The term that concerns us now is made up of two words, which come from Latin. First of all, there are pronouns, which emanates from “pronouns.” This word is the result of the sum of two components: the prefix “pro-“, which can be translated as “in front”, and the noun “nomen”, which is synonymous with “name”. Hence the definitive meaning of that union is “instead of name.”
Second, there is the word possessive, which also comes, etymologically speaking, from Latin. In your case, we can determine that it is the result of the evolution of the verb “posidere”. This was made up of “potis”, which is equivalent to “powerful”, and “sedere”, which means “to sit”.
The pronouns They are a kind of word that has no fixed referent since its determination is given by the relationship it establishes with other words that have already been named.
Within the group of personal pronouns (which express various grammatical categories, have no lexical content and usually refer to objects, animals or people), are the possessive pronouns.
These pronouns vary in form according to the category of grammatical person and appear next to the nouns to determine the possessor.
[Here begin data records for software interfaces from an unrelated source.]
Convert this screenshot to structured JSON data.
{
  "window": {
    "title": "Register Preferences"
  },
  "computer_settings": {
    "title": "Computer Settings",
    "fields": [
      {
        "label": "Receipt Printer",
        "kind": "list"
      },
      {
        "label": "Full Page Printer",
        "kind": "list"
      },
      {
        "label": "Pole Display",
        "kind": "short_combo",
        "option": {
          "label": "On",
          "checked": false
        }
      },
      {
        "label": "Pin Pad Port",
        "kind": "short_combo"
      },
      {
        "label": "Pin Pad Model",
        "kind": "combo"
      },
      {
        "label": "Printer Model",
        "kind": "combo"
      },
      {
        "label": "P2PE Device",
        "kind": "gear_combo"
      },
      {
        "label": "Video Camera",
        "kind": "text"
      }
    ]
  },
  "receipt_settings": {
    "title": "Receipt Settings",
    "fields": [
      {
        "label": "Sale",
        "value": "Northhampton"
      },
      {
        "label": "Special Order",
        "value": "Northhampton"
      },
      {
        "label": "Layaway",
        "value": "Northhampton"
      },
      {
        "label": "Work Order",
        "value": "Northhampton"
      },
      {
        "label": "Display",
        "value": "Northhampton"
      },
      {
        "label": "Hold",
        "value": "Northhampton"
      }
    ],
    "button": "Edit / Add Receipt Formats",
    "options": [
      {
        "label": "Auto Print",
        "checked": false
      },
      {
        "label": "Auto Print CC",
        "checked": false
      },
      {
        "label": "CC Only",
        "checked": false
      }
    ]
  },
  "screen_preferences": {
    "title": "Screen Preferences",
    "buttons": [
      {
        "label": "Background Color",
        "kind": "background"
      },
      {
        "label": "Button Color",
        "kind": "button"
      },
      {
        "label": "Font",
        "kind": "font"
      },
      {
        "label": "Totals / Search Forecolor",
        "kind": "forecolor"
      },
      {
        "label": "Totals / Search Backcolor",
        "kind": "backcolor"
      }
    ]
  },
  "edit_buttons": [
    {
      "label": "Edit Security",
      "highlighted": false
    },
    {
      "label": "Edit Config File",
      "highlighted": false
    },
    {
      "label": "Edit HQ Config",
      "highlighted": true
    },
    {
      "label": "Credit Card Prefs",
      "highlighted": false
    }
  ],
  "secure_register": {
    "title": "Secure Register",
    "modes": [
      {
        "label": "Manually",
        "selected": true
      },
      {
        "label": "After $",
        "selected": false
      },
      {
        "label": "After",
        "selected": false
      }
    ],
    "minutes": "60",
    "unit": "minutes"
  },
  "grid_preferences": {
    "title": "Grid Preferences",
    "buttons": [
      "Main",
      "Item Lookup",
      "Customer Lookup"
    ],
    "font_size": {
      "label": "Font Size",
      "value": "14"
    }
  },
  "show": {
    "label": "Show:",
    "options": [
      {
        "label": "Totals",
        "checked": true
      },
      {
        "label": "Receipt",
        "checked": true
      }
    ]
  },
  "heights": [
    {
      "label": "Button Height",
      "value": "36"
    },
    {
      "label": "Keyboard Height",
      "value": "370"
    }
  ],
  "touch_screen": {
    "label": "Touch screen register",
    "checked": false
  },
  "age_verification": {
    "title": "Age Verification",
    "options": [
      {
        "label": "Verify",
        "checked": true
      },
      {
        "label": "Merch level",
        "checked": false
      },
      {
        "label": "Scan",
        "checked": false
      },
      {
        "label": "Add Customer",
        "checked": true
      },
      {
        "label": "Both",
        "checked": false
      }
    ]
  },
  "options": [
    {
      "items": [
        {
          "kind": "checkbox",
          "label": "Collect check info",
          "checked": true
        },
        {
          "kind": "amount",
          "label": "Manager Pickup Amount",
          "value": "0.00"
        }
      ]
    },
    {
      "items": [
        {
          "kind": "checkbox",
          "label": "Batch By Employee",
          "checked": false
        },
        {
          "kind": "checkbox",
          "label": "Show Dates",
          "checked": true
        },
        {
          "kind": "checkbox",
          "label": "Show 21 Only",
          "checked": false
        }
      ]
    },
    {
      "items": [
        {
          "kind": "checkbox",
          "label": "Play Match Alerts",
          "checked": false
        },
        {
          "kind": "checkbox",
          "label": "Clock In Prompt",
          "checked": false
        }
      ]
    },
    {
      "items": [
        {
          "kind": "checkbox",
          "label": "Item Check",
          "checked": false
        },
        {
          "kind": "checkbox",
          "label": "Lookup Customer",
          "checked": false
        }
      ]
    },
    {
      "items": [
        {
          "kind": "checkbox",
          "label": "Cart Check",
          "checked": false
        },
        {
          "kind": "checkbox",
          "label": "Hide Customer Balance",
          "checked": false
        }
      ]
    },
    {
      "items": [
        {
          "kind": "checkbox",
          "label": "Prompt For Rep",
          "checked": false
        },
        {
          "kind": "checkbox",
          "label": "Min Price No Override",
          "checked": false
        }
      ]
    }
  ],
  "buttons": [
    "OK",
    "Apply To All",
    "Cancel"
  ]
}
The possessive pronoun makes the property, closeness, or relationship between a grammatical person and a grammatical element explicit.
In addition to all the above, we would have to highlight other information of interest about possessive pronouns such as the following:
• They are always used after the noun has been quoted.
• In the first person, both singular and plural, there are the following possessive pronouns: mine, mine, mine, mine, our, our, our and ours.
• In the case of the second person, there are these: yours, yours, yours, yours, yours, yours, yours and yours.
• In reference to the third person, we come across these possessive pronouns: yours, yours, yours and yours.
• Any pronoun of this type, you have to know that it will have the same gender and the same number as the noun it refers to.
• It is common to use expressions such as “mine” or “yours”, among others, to refer to what concerns or belongs to someone in question.
“Yours”, “Own”, “our” and “yours” are some examples of possessive pronouns. “That book is yours” is an expression that uses the possessive pronoun “yours” to refer to the property of a “book”. The comment is directed to the owner of the “book”; otherwise the sentence should be constructed differently (“That book is his”).
If he “book” outside of the speaker, the correct phrase would be “That book is mine”, since the personal pronoun “Own” indicates that the property of the book belongs to the person who pronounces the expression.
“Our teacher is called Jacinta”, “Give back to Mario what is his”, “Our players are the most expensive in the country” and “Is that car yours?” are other expressions with possessive pronouns.
It should be noted that these pronouns are very similar to the possessive adjectives, although possessive pronouns act independently and do not necessarily require the close presence of the noun they complement.